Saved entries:
□ □ □ □
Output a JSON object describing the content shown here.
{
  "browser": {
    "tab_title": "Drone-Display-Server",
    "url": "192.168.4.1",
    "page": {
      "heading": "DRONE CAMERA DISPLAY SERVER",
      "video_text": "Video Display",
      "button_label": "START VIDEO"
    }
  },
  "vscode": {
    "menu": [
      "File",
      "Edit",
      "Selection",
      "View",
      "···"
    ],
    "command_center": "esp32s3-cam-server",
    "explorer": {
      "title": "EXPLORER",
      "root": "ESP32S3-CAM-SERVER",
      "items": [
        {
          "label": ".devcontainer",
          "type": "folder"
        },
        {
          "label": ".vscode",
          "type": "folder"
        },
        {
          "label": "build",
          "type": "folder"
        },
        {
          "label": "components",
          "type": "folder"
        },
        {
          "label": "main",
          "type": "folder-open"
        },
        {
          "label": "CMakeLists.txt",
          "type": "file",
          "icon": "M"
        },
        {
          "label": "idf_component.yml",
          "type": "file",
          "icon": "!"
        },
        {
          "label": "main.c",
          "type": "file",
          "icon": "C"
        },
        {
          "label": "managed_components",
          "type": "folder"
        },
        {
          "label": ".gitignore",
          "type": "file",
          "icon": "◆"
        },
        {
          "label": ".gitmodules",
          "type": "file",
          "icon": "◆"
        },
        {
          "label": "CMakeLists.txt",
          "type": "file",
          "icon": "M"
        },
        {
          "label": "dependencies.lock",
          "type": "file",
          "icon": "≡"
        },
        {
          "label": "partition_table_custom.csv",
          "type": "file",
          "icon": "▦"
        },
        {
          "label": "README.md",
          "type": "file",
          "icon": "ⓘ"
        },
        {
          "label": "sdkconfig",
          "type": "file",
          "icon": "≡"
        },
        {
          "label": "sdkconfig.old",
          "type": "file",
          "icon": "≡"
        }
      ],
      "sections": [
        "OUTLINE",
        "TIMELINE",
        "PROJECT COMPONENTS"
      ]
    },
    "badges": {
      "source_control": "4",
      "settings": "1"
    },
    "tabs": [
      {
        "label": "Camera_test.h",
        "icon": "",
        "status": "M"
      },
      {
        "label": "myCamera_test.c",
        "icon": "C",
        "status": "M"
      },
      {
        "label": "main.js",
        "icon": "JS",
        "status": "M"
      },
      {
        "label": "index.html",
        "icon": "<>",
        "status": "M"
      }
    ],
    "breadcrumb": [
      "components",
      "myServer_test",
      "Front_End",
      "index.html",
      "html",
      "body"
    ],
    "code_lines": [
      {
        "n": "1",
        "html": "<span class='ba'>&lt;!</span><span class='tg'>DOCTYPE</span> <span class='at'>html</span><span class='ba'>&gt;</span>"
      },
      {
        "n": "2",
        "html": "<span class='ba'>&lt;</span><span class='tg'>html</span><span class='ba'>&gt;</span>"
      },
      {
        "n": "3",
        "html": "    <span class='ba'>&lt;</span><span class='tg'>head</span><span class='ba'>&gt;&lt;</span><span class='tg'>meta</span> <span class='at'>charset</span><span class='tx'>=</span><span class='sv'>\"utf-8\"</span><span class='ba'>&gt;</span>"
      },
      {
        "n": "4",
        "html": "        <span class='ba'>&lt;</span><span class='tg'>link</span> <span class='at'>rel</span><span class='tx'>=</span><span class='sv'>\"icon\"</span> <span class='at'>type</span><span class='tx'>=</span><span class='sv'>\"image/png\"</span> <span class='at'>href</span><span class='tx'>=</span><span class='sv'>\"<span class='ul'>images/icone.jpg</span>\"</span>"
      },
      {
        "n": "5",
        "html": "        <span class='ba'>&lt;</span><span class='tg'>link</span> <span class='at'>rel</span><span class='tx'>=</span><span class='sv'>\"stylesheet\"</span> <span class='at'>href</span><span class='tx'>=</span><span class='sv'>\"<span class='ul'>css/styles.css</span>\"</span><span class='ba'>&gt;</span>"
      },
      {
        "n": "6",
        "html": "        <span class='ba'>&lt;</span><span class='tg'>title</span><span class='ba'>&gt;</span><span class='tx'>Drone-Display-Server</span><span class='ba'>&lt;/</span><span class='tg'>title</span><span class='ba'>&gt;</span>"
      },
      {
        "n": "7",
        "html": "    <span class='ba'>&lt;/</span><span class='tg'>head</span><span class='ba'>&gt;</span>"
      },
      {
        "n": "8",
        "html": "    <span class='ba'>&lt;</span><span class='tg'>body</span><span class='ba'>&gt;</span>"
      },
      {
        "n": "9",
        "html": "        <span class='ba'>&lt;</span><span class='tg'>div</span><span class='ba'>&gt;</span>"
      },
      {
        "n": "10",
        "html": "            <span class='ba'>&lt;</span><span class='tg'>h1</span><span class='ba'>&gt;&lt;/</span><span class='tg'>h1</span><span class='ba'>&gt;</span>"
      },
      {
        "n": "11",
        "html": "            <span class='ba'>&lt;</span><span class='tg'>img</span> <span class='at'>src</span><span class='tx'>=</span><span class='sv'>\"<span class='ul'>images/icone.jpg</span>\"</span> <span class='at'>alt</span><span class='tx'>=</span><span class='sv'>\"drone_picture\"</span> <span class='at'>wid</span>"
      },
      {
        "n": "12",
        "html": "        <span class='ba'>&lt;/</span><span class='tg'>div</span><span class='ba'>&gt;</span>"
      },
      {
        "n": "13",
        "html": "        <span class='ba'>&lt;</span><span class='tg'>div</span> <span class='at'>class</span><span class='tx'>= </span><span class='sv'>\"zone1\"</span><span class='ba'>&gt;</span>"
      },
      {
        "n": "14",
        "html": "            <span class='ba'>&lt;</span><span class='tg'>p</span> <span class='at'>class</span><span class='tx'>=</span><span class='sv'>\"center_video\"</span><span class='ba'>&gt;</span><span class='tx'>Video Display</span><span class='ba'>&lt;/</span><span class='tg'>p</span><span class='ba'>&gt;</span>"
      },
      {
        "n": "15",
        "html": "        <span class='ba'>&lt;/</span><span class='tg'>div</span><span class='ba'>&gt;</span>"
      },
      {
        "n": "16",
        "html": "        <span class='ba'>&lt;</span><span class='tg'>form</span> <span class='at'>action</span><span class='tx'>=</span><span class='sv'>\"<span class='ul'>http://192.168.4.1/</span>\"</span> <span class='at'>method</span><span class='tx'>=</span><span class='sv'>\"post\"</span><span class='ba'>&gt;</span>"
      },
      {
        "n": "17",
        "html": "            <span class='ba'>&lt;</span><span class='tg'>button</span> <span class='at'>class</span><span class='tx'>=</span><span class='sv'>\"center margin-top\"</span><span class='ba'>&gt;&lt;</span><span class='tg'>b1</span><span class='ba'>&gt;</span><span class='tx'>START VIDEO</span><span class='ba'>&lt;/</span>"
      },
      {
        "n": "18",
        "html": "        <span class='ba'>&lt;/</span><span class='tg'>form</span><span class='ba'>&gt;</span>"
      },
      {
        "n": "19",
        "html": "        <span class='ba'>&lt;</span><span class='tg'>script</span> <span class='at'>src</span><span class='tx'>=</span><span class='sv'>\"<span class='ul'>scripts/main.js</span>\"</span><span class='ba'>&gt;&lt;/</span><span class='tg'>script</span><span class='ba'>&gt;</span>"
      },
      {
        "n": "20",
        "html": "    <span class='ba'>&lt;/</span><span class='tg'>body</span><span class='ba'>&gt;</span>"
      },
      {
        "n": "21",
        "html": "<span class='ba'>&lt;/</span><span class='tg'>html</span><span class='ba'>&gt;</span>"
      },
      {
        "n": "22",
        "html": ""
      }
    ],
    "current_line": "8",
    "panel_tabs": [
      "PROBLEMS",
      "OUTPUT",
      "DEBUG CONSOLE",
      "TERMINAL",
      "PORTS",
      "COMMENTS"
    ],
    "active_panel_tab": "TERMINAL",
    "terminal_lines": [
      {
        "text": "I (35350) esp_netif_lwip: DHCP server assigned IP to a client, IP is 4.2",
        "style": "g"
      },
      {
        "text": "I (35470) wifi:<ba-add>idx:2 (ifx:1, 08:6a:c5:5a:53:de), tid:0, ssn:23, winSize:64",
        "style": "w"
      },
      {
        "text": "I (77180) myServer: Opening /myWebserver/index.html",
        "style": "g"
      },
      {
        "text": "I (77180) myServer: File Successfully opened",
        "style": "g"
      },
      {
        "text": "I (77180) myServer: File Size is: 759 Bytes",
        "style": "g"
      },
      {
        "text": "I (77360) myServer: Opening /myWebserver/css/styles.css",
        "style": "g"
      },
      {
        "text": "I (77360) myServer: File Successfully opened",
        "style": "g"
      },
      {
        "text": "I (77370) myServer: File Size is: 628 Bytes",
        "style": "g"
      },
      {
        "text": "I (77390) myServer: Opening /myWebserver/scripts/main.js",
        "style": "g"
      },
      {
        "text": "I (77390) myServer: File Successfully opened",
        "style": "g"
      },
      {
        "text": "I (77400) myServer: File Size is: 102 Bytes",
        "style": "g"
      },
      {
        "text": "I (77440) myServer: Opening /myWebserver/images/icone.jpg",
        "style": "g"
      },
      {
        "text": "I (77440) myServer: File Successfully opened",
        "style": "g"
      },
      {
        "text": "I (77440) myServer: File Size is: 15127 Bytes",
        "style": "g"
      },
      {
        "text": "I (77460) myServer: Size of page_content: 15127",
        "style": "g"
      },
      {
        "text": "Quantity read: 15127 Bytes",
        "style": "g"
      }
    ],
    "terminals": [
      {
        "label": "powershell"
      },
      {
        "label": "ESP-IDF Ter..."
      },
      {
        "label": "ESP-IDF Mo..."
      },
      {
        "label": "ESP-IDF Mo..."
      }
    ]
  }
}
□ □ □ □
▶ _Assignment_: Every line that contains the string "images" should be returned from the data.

▶ _Completed task_:
        "html": "        <span class='ba'>&lt;</span><span class='tg'>link</span> <span class='at'>rel</span><span class='tx'>=</span><span class='sv'>\"icon\"</span> <span class='at'>type</span><span class='tx'>=</span><span class='sv'>\"image/png\"</span> <span class='at'>href</span><span class='tx'>=</span><span class='sv'>\"<span class='ul'>images/icone.jpg</span>\"</span>"
        "html": "            <span class='ba'>&lt;</span><span class='tg'>img</span> <span class='at'>src</span><span class='tx'>=</span><span class='sv'>\"<span class='ul'>images/icone.jpg</span>\"</span> <span class='at'>alt</span><span class='tx'>=</span><span class='sv'>\"drone_picture\"</span> <span class='at'>wid</span>"
        "text": "I (77440) myServer: Opening /myWebserver/images/icone.jpg",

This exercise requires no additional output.